Lawyers for Charles Taylor are protesting the 80-year jail sentence being sought by prosecutors after Taylor's conviction for crimes against humanity.
Taylor's attorneys on Friday filed documents saying the proposed sentence is "vindictive" and places too much of the blame for Sierra Leone's wartime atrocities on the former Liberian president.
The former president's sentence is due to be set May 30.
Last month, the U.N.-backed Special Court for Sierra Leone found Taylor guilty on 11 counts of crimes against humanity, including acts of terrorism, murder and rape.
Prosecutors said Taylor masterminded Sierra Leone's civil war in the 1990s, arming and assisting rebels in exchange for "blood diamonds" mined in eastern Sierra Leone.
The court found Taylor did not have command and control of the rebels, but was aware of their activities and provided them with weapons and other supplies.
Taylor was arrested and handed over to the court in 2006, three years after his indictment and subsequent resignation as president.
The trial, which opened in 2007, was transferred from Freetown to The Hague amid regional security concerns.
The tribunal was established to try the most serious cases of war crimes rising from the Sierra Leone conflict. The Taylor case is expected to be the court's last major trial.

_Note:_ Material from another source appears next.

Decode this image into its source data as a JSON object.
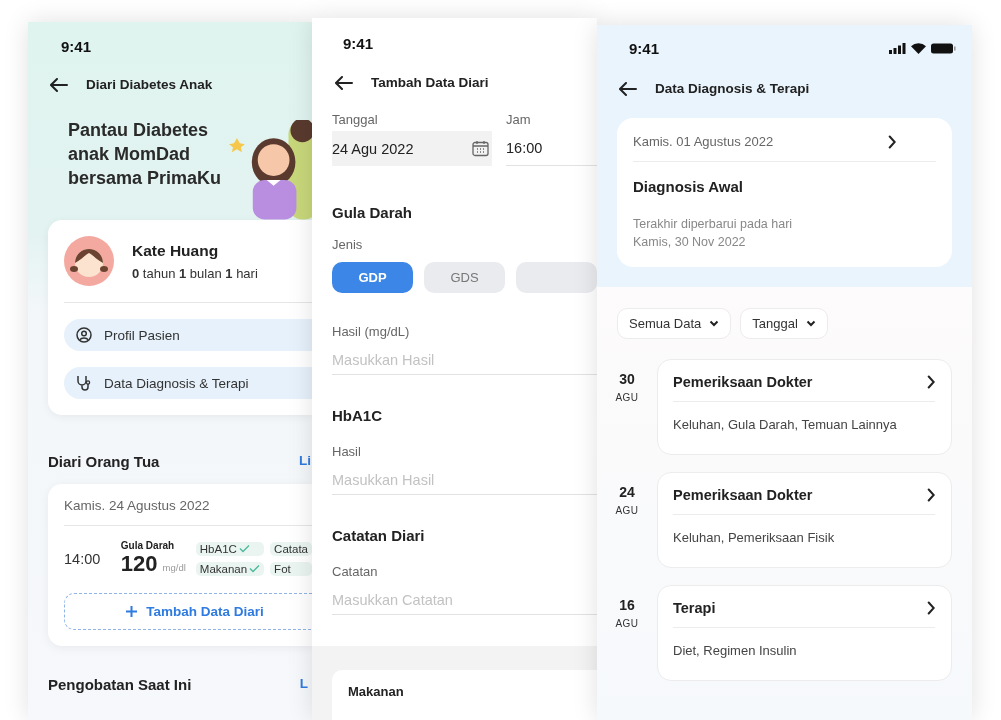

Some information for this report was provided by AP, AFP and Reuters.